_What the exercise asks_
Repeat the listing that follows character for character, omitting images.

----- Given information

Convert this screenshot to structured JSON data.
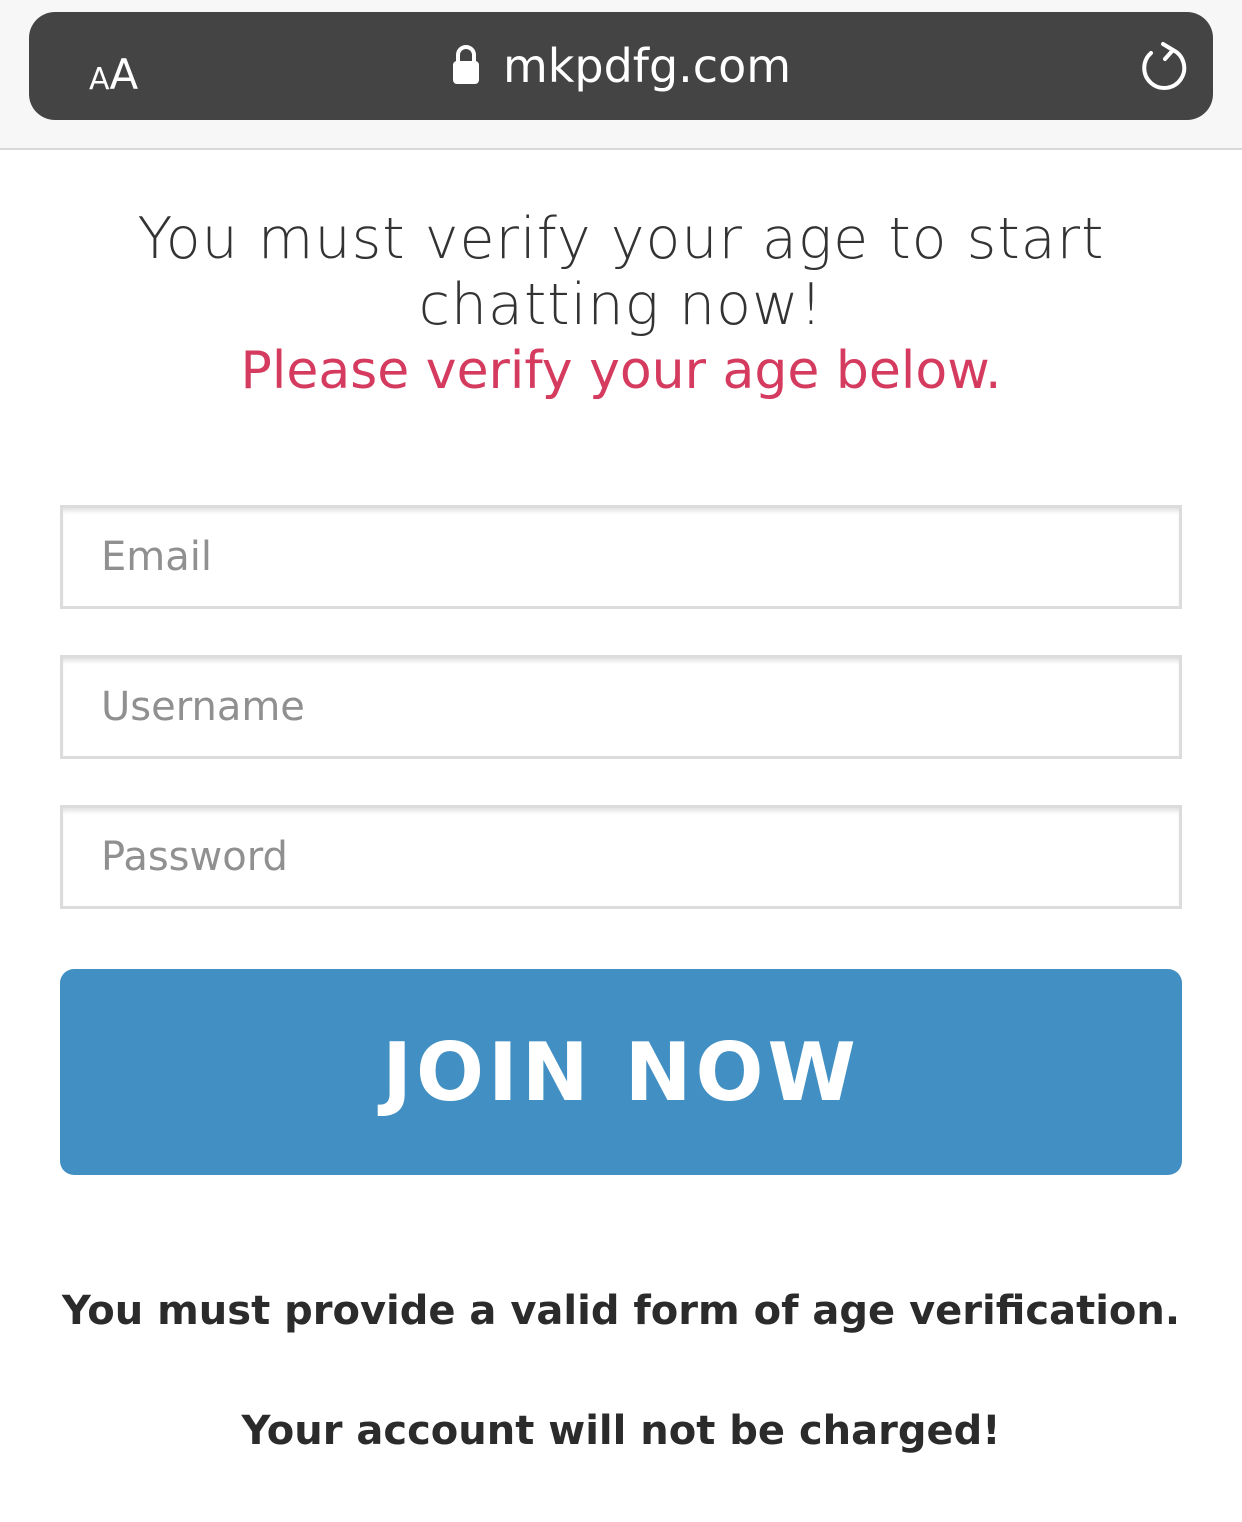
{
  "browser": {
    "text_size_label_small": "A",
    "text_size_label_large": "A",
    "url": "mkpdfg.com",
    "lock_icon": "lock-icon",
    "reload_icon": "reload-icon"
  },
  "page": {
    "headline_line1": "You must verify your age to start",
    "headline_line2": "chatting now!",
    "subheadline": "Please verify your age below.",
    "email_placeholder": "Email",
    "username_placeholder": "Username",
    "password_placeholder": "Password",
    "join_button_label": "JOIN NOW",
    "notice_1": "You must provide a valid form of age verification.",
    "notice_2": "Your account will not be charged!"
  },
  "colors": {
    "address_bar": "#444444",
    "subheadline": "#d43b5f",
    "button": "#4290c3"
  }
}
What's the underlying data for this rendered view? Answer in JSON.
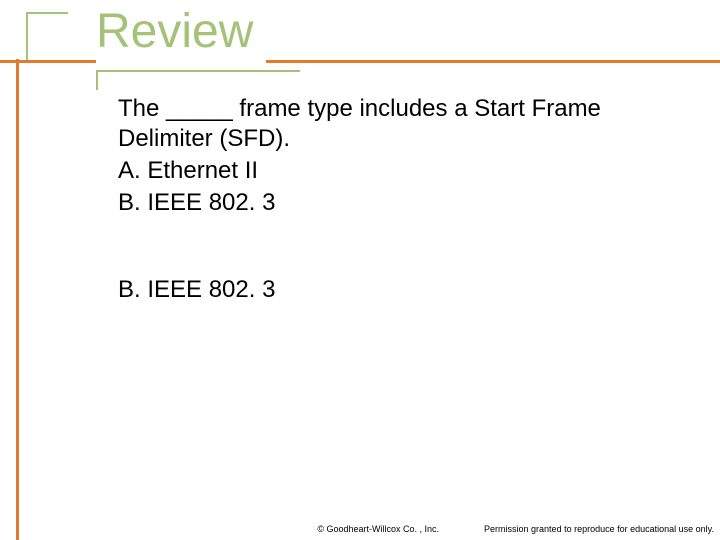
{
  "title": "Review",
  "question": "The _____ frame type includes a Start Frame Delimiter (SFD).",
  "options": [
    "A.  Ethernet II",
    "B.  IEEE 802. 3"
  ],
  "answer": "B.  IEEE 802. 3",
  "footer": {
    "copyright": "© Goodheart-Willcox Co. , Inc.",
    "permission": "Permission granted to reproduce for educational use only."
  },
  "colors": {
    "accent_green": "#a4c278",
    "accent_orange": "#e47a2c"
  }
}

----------

_Result of the task_
Convert this screenshot to structured JSON data.
{
  "browser": {
    "text_size_label_small": "A",
    "text_size_label_large": "A",
    "url": "mkpdfg.com",
    "lock_icon": "lock-icon",
    "reload_icon": "reload-icon"
  },
  "page": {
    "headline_line1": "You must verify your age to start",
    "headline_line2": "chatting now!",
    "subheadline": "Please verify your age below.",
    "email_placeholder": "Email",
    "username_placeholder": "Username",
    "password_placeholder": "Password",
    "join_button_label": "JOIN NOW",
    "notice_1": "You must provide a valid form of age verification.",
    "notice_2": "Your account will not be charged!"
  },
  "colors": {
    "address_bar": "#444444",
    "subheadline": "#d43b5f",
    "button": "#4290c3"
  }
}
What's the underlying data for this rendered view? Answer in JSON.
{
  "title": "Review",
  "question": "The _____ frame type includes a Start Frame Delimiter (SFD).",
  "options": [
    "A.  Ethernet II",
    "B.  IEEE 802. 3"
  ],
  "answer": "B.  IEEE 802. 3",
  "footer": {
    "copyright": "© Goodheart-Willcox Co. , Inc.",
    "permission": "Permission granted to reproduce for educational use only."
  },
  "colors": {
    "accent_green": "#a4c278",
    "accent_orange": "#e47a2c"
  }
}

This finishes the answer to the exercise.